Over the years, I’ve compiled these artifacts to create coaching toolkits for the teachers I work with. My toolkit for ‘word work’ might include a picture of an anchor chart created with students, a list of words appropriate to the alphabetic feature students are wor…

Focus on Coaching Cycles

At this point in the school year, many of us are deep into our classroom coaching and engaging in coaching cycles with teachers. Just as coaching can look unique from building to building, our coaching cycles are often unique to our coaching context, our purpose for partnering and the goals and needs of each individual teacher: 1:1 coaching cycles, small group coaching cycles, student-centered coaching cycles and more. Each cycle typically has a pre-coaching conversation, classroom coaching/co-teaching/observation and then follow-up conversations as well.You can find theforms and templates I tend to use for classroom coaching here.
For me, my coaching cycles right now are in the context of my graduate education courses. Each week, I engage in a single coaching cycle with each of my students: lesson planning, observing lessons and coaching conversations. We repeat this for ten weeks of the course and the focus of our cycles shift and change over time. We also meet for small-group coac…

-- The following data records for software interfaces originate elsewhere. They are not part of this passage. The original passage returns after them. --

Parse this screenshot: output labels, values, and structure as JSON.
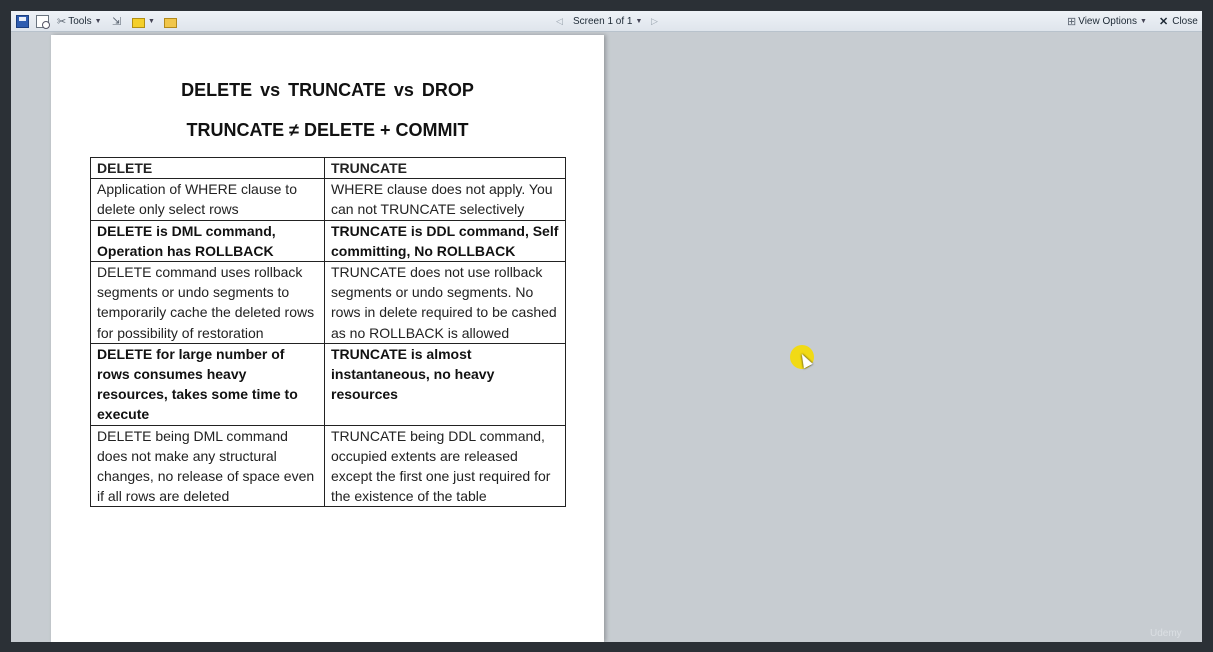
{
  "toolbar": {
    "tools_label": "Tools",
    "screen_indicator": "Screen 1 of 1",
    "view_options_label": "View Options",
    "close_label": "Close"
  },
  "document": {
    "title": "DELETE vs TRUNCATE vs DROP",
    "subtitle": "TRUNCATE ≠ DELETE + COMMIT",
    "table": {
      "headers": [
        "DELETE",
        "TRUNCATE"
      ],
      "rows": [
        {
          "delete": "Application of WHERE clause to delete only select rows",
          "truncate": "WHERE clause does not apply. You can not TRUNCATE selectively",
          "bold": false
        },
        {
          "delete": "DELETE is DML command, Operation has ROLLBACK",
          "truncate": "TRUNCATE is DDL command, Self committing, No ROLLBACK",
          "bold": true
        },
        {
          "delete": "DELETE command uses rollback segments or undo segments to temporarily cache the deleted rows for possibility of restoration",
          "truncate": "TRUNCATE does not use rollback segments or undo segments. No rows in delete required to be cashed as no ROLLBACK is allowed",
          "bold": false
        },
        {
          "delete": "DELETE for large number of rows consumes heavy resources, takes some time to execute",
          "truncate": "TRUNCATE is almost instantaneous, no heavy resources",
          "bold": true
        },
        {
          "delete": "DELETE being DML command does not make any structural changes, no release of space even if all rows are deleted",
          "truncate": "TRUNCATE being DDL command, occupied extents are released except the first one just required for the existence of the table",
          "bold": false
        }
      ]
    }
  },
  "watermark": "Udemy",
  "colors": {
    "cursor_highlight": "#f5dc00",
    "viewer_background": "#c7ccd1"
  }
}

Leading By Learning

This summer, I vowed to be intentional in how I spent my time so that when the new school year arrived, I would feel refreshed and renewed. Admittedly, the summer seemed to fly by, but I did carve out time for my own professional learning. I read every day, I wrote in my notebook (almost) daily, tried my hand at gardening, spent time with my kids and just tried to get better at being me. Some days, I killed it. And other days, well….you know. So, as I head into another school year, I know that I need to be incredibly intentional in how I spend my time and ensure that I focus on my own learning as an educator. It is this learning that fuels my work: it lifts my reading spirits, fuels my writing heart and reminds me that leading the learning of others requires that I remain a continual learner myself.
It is this core belief that drives my teaching, coaching and leading this year. I am even more committed to my own professional learning to fuel my work and lead by example. I have purpose…